Anyway, since this is a basket analysis problem I also thought of using the Data Mining Addin for Excel, but since I have Office 2010 64-bit I couldn’t. Luckily though the nice people at Predixion do have a version of their addin that works on 64-bit, and they gave me another eval license to use on my data. Getting useful results out of Predixion turned out to be ridiculously easy: I just copied the raw data into Excel, clicked the ‘Shopping Basket Analysis’ button on the ribbon and it spat out a pair of nicely-formatted reports. The first shows ‘Shopping Basket Recommendations’, ie if you select one session it recommends another one you might like:
And the second shows the most commonly-occurring ‘bundles’ of sessions that were picked together:
It almost feels too easy… but I think you can see that the results look correct and to be honest it’s much easier to do something useful with this than the NodeXL graph. When we close the voting for SQLBits 8 I’ll repeat the exercise and hand the results over to Allan, who’s in charge of speakers, and he’ll be able to use them to put together our agenda for Saturday April 9th.
We’ve just opened registration for SQLBits 8, which will be taking place in Brighton (in the UK) on the 7th-9th April. Full details can, of course, be found on the SQLBits website at http://www.sqlbits.com/ and you can register here.
The dates for the next SQLBits have been announced: it’s going to be on April 7th-9th at the Grand Hotel in Brighton (for those of you outside the UK, Brighton is a very cool town on the south coast of England, very easy to reach from London and Gatwick Airport). More details, as always, are to be found at http://www.sqlbits.com/
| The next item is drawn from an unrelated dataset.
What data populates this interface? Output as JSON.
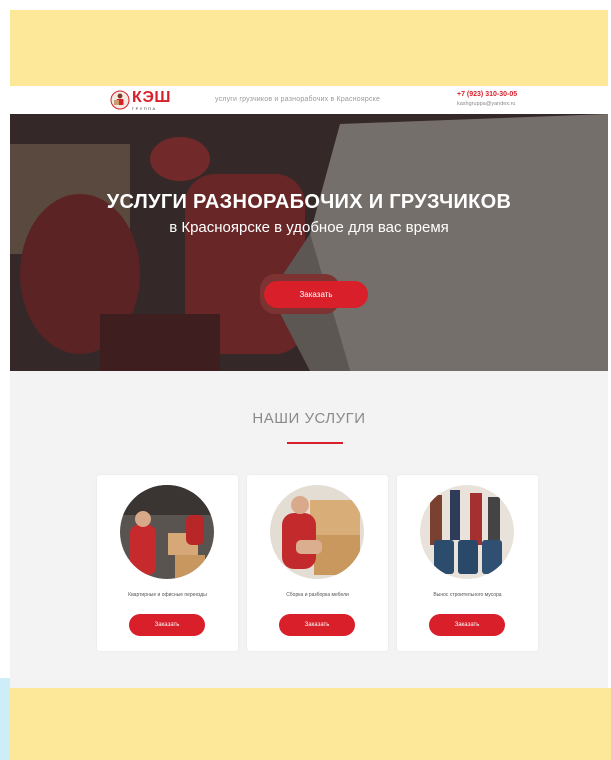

We’ve also posted most of the videos from SQLBits 7, which are available to view for free from the SQLBits site at the link above. Stay tuned for more announcements about the exciting stuff we have planned for Brighton!